Nor is it any shock, he says, that the beleaguered Latinx neighborhood, largely ignored by each main US political events till they want votes, has present in Selena a picture to have a good time. “When our soon-to-be-ex-commander-in-chief labels us rapists and criminals then a figure such as Selena allows us to find self-love. She shows people that the Latinx community in the US is a force to be reckoned with and we are here to stay.”
An analogous pondering drove the Selena for Sanctuary concert events, which happened as a result of Muñoz wished to answer the Trump administration’s poisonous immigration insurance policies together with the separating of families, inserting of youngsters in cages and rising raids by ICE [Immigration and Customs Enforcement] on these they think of being undocumented. “In the spring of 2017 we were adjusting to the new administration and all the fearful rhetoric that was used to attack the Sanctuary title of our city,” Muñoz explains. “The first concerts were in Los Angeles [and set up] to raise funds for my parents [who were undocumented] and full of friends but we got so much support that that we were able to help non-profit immigrant rights organisations from coast to coast.”

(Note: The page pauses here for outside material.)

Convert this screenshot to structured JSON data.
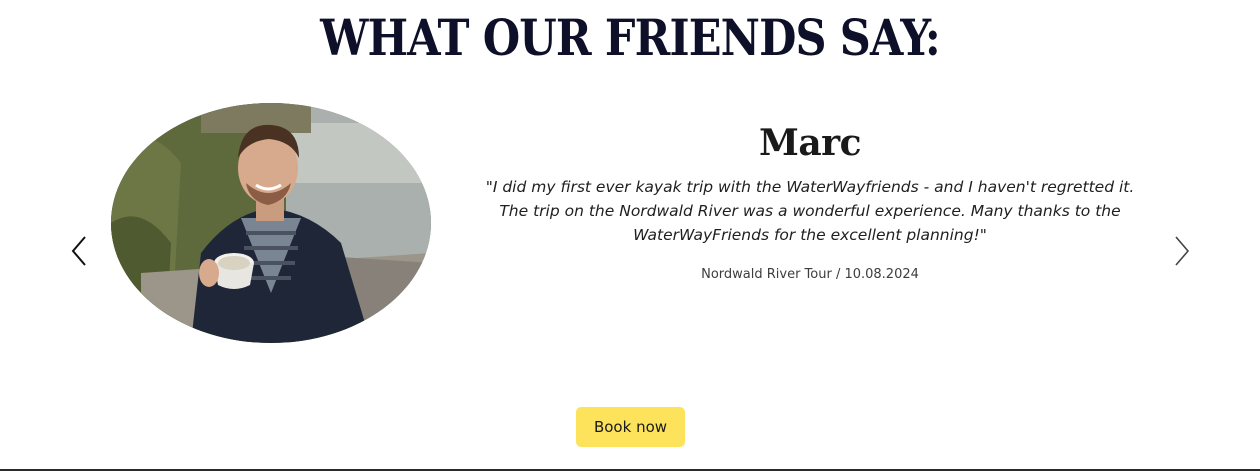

The resolution to make use of the not-particularly-political Selena as the figurehead happened, as a result of “Selena is a universal language of joy. Her crossover success opened a lane for our community to thrive in…She allowed us to accept ourselves for who we are, [the fact that we are] from neither here nor there.”
Mariel Guerrieri Valinotti, a Bronx-based dental hygienist, agrees: “She’s still a symbol of pride for Mexicans in the US, not only for her success but because her life was taken in a very … unfair way,” she stated. “People are still mad about it, the same way they are mad at immigration laws.”
It can also be the case that in dying Selena has develop into a picture on to which concepts could be projected. To Rojas she is a image of “empowermen” who exhibits younger Latinx girls that they can also develop into stars; to Ramírez she has develop into “a symbol for Latinx identity within the US … having taught us that rather than assimilating to European ideals of beauty we can bring our culture to mainstream America and it can be loved and accepted.”
Ultimately, nevertheless, her continued enchantment comes down to 1 factor: that hummable, joy-filled music: “After 10 years of playing in and around Texas I can say with confidence that nothing moves a crowd better than Selena’s music,” says Ramírez.